Skinner: DHS needs stronger cyber shield
- By Alice Lipowicz
- Apr 16, 2008
The Homeland Security Department is moving too slowly to protect its most critical internal computer systems, according to a new report
from the department's inspector general, Richard Skinner.
The report recommends creating an office within DHS to determine protection priorities for its critical cyber infrastructure and coordinate efforts to protect those information technology assets.
Under Homeland Security Presidential Directive 7, federal agencies must identify critical cyber infrastructures, and DHS uses an enterprise tool to identify those systems. But there is no process in place to rank those systems to ensure that the high-risk ones are protected.
"DHS has not determined which of these high-risk systems must be given priority when allocating protection resources," Skinner wrote.
In addition, although the department has established the National Center for Critical Information Processing and Storage (NCCIPS) to host departmental applications and handle network connectivity, disaster recovery and critical data storage, the migration of IT systems to the national center is moving slowly, the report states.
"The current DHS schedule for migrating systems to the NCCIPS is not based on system criticality but instead is based on which component can fund the migration of a system," Skinner wrote. "As a result, DHS may not be providing a secure processing and backup facility for its most critical systems."
Assisting government agencies with cybersecurity has been an active area for contractors.

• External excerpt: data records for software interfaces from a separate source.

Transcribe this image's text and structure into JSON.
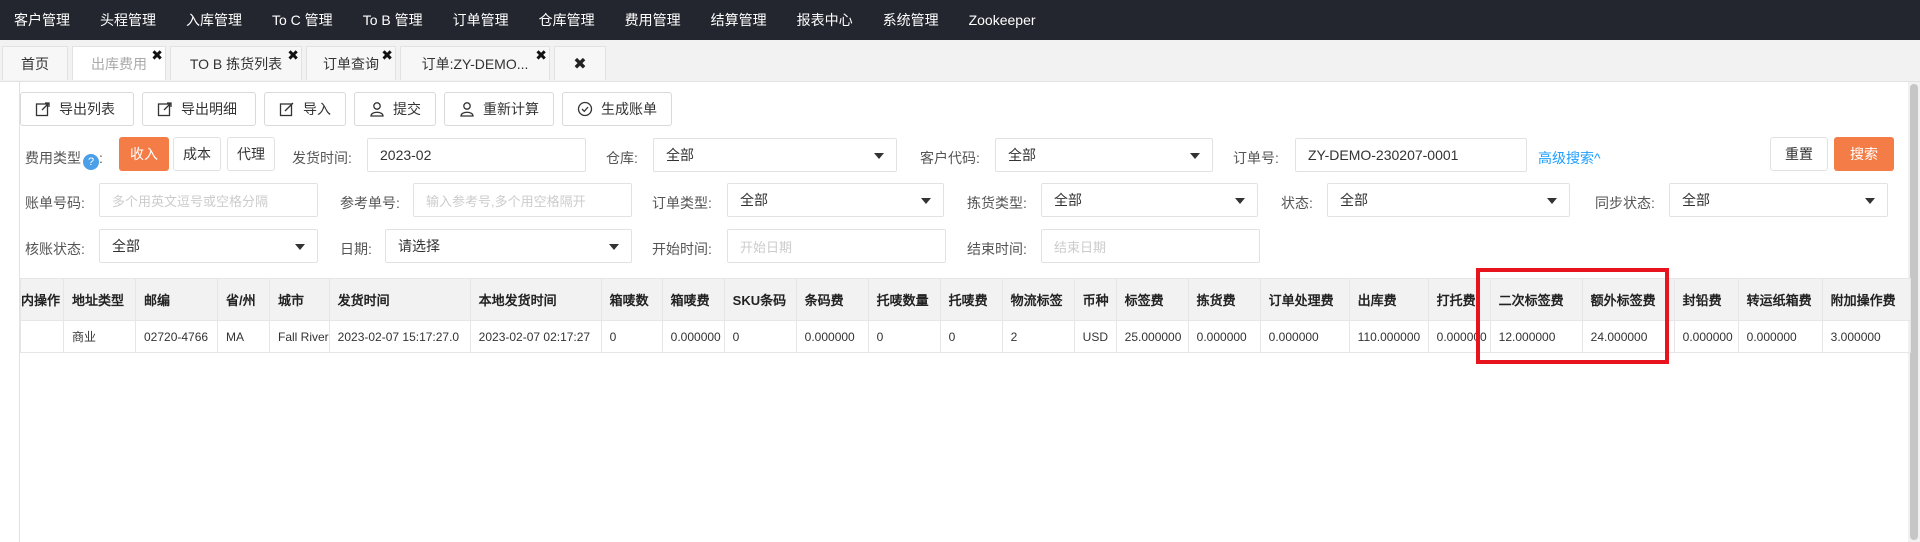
{
  "topnav": {
    "items": [
      "客户管理",
      "头程管理",
      "入库管理",
      "To C 管理",
      "To B 管理",
      "订单管理",
      "仓库管理",
      "费用管理",
      "结算管理",
      "报表中心",
      "系统管理",
      "Zookeeper"
    ]
  },
  "tabs": {
    "home": "首页",
    "items": [
      "出库费用",
      "TO B 拣货列表",
      "订单查询",
      "订单:ZY-DEMO..."
    ],
    "close_glyph": "✖"
  },
  "toolbar": {
    "buttons": [
      "导出列表",
      "导出明细",
      "导入",
      "提交",
      "重新计算",
      "生成账单"
    ]
  },
  "filters": {
    "fee_type_label": "费用类型",
    "fee_type_help": "?",
    "fee_type_colon": ":",
    "fee_type_options": [
      "收入",
      "成本",
      "代理"
    ],
    "ship_time_label": "发货时间:",
    "ship_time_value": "2023-02",
    "warehouse_label": "仓库:",
    "warehouse_value": "全部",
    "customer_code_label": "客户代码:",
    "customer_code_value": "全部",
    "order_no_label": "订单号:",
    "order_no_value": "ZY-DEMO-230207-0001",
    "advanced_search": "高级搜索^",
    "reset": "重置",
    "search": "搜索",
    "bill_no_label": "账单号码:",
    "bill_no_placeholder": "多个用英文逗号或空格分隔",
    "ref_no_label": "参考单号:",
    "ref_no_placeholder": "输入参考号,多个用空格隔开",
    "order_type_label": "订单类型:",
    "order_type_value": "全部",
    "pick_type_label": "拣货类型:",
    "pick_type_value": "全部",
    "status_label": "状态:",
    "status_value": "全部",
    "sync_status_label": "同步状态:",
    "sync_status_value": "全部",
    "check_status_label": "核账状态:",
    "check_status_value": "全部",
    "date_label": "日期:",
    "date_value": "请选择",
    "start_time_label": "开始时间:",
    "start_time_placeholder": "开始日期",
    "end_time_label": "结束时间:",
    "end_time_placeholder": "结束日期"
  },
  "table": {
    "headers": [
      "内操作",
      "地址类型",
      "邮编",
      "省/州",
      "城市",
      "发货时间",
      "本地发货时间",
      "箱唛数",
      "箱唛费",
      "SKU条码",
      "条码费",
      "托唛数量",
      "托唛费",
      "物流标签",
      "币种",
      "标签费",
      "拣货费",
      "订单处理费",
      "出库费",
      "打托费",
      "二次标签费",
      "额外标签费",
      "封铅费",
      "转运纸箱费",
      "附加操作费"
    ],
    "rows": [
      [
        "",
        "商业",
        "02720-4766",
        "MA",
        "Fall River",
        "2023-02-07 15:17:27.0",
        "2023-02-07 02:17:27",
        "0",
        "0.000000",
        "0",
        "0.000000",
        "0",
        "0",
        "2",
        "USD",
        "25.000000",
        "0.000000",
        "0.000000",
        "110.000000",
        "0.000000",
        "12.000000",
        "24.000000",
        "0.000000",
        "0.000000",
        "3.000000"
      ]
    ]
  },
  "colors": {
    "topnav_bg": "#23262e",
    "accent_orange": "#f47d47",
    "link_blue": "#1e9fff",
    "highlight_red": "#e8141d"
  }
}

The Bush administration has pledged a major increase in spending on such programs.
Congress approved $97.3 million in funding for NCCIPS for fiscal 2008.
Alice Lipowicz is a staff writer covering government 2.0, homeland security and other IT policies for Federal Computer Week.